By Adam Grieve
Key Themes: Schizophrenia, Mental Health, Homelessness, Adventure
I wrote The Complete Neville Vorshak with the idea of turning mental illness into something which can be an adventurous story creating empathy for the sufferer and pathos for the reader. I do not wish to make the subject something which is only depressing and without hope. I tried to introduce humour to a subject which can be without humour, and where the daily struggle of life for us all can become dull and monotonous, I try to introduce change and just a little bit of hope, however remote.
The more I wrote the more I discovered that life for the mentally ill person is not just about mental illness, it’s about a lot more.
About the Author
He was born in a turbulent South Africa in 1963. Plagued by mental illness from as young as 14, he continually ran away from school, drank and played truant. Forced into two years of compulsory military service he went AWOL in his first year. Family having broken up and emigrated, he went on to work in factories, hotels and warehouses, but landed up on the streets twice “Following Jesus.” Against the misery of the apartheid regime and the continual loneliness and isolation of mental illness, he travelled to America where he studied fine art but never finished, and he ended up cleaning windows while living with his mother. In answer to the unending psychosis he left for Italy where he landed up on the streets again “Following Jesus,” and visiting monasteries and begging for food in brothels along the way.
Then it was back to Africa for incarceration in psychiatric hospital, as the schizophrenia got worse, then finally the escape to London. There he worked in more factories and hotels, but the mental illness got worse and he was back in psychiatric hospital. Put on strong anti-psychotic drugs daily, he has been in and out of psychiatric hospitals ever since, but has managed to further his creative life by studying art and writing, almost every day, completing sixteen diplomas and one degree so far, as well as hundreds of journals.
All he is really interested in now in improving his writing and painting skills and obtaining further degrees in these two subjects. At the moment he is putting together a life time collection of short stories with the hope of making his work something real and concrete, and a source of entertainment and enjoyment to the public.
We passed out of my neighbourhood of Finsbury Park, crossed Green Lanes via the back way of St Anne’s and down to St Anne’s road through the hospital gates to the emergency reception. The policeman sitting near me dug hard in my ribs again and when he turned away to open the door, I spat silently on his trouser leg. I was escorted through the parking lot to the door where the buzzer was rung. Above the emergency door I could make out what used to be the smoking room for Alexandra ward, which was now just another TV room.

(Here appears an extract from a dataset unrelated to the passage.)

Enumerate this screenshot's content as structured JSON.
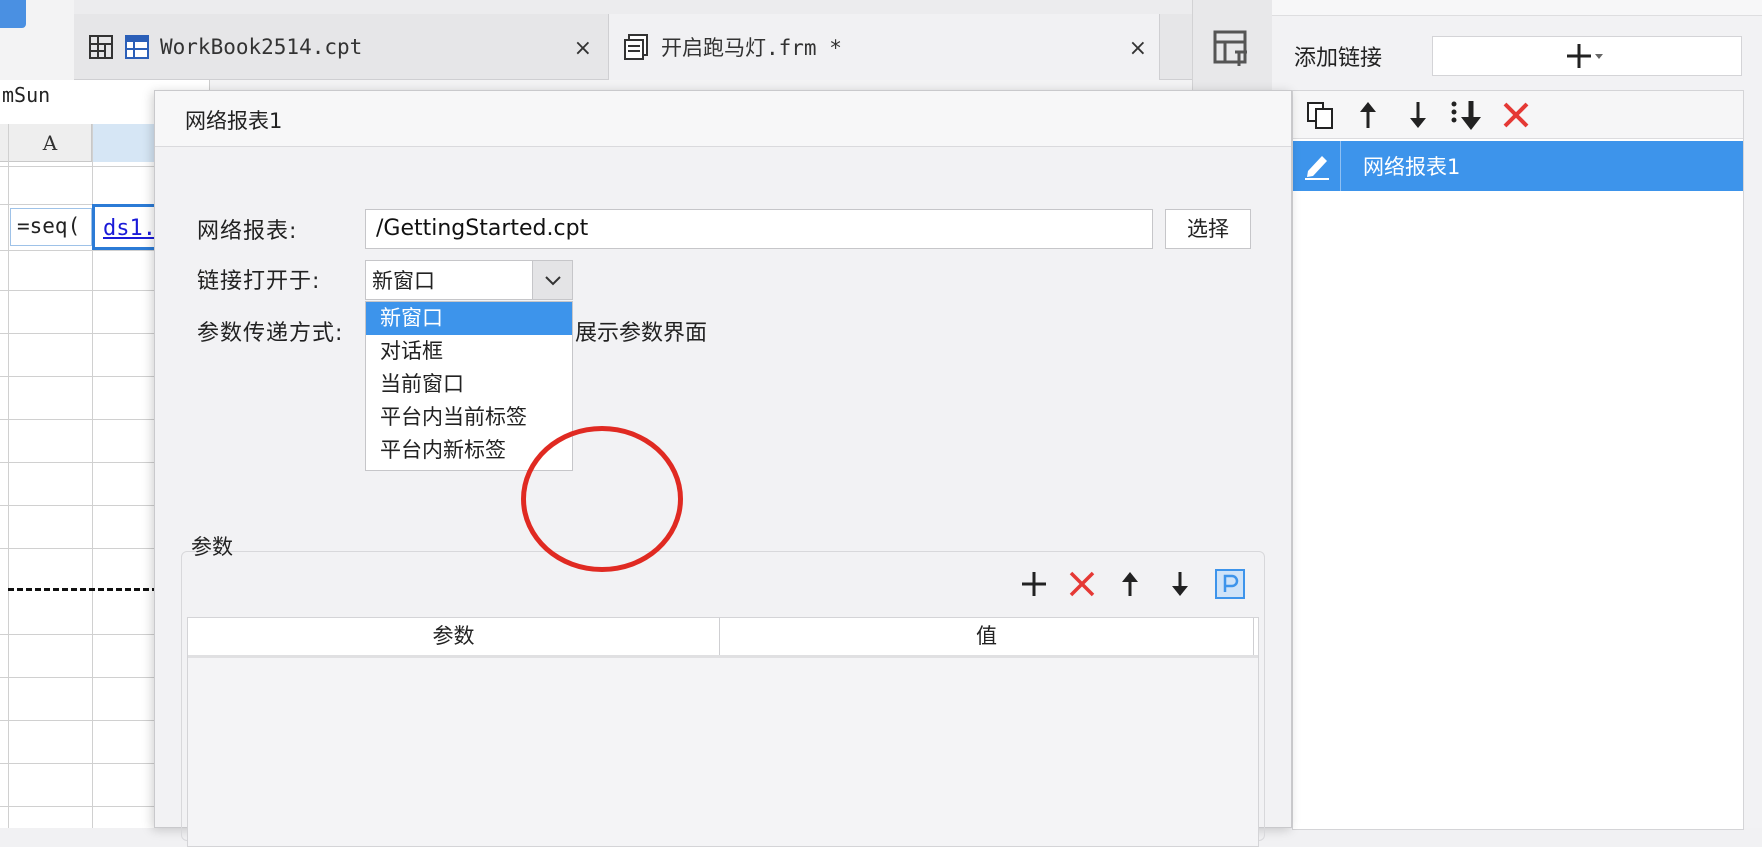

A few of the patients looked down at the police car and laughed. One older guy about 60, was picking his nose and his jaw was opening and closing spasmodically while his eyes bulged furiously, hair thrown unevenly across his face.
The policeman buzzed again and finally a Mauritian receptionist let us in where they handed him a form. They took off my handcuffs and the one who had knocked me repeatedly in the ribs snarled at me, ‘you fucking cocksucker,’ he threw my rucksack on the floor, then they left. The Mauritian locked the door behind them and I sat on one of the many blue plastic chairs arranged in an arc around the reception area. He returned to his desk behind a thick glass partition and locked himself in.
‘How long before a consultant gets here?’ I asked.
‘Could be any time,’ came the Mauritian’s reply. He coughed, went back to watching the small TV, pretending to be glancing at paperwork.
I didn’t have much of a hope of getting out this time, if Jackie had her way. I might be here for good. Around the grounds of St Anne’s I’d probably land up in one of the many houses for permanent, incurable, long term mentally ill patients. Might even die here.
This product was added to our catalog on Thursday 28 July, 2011.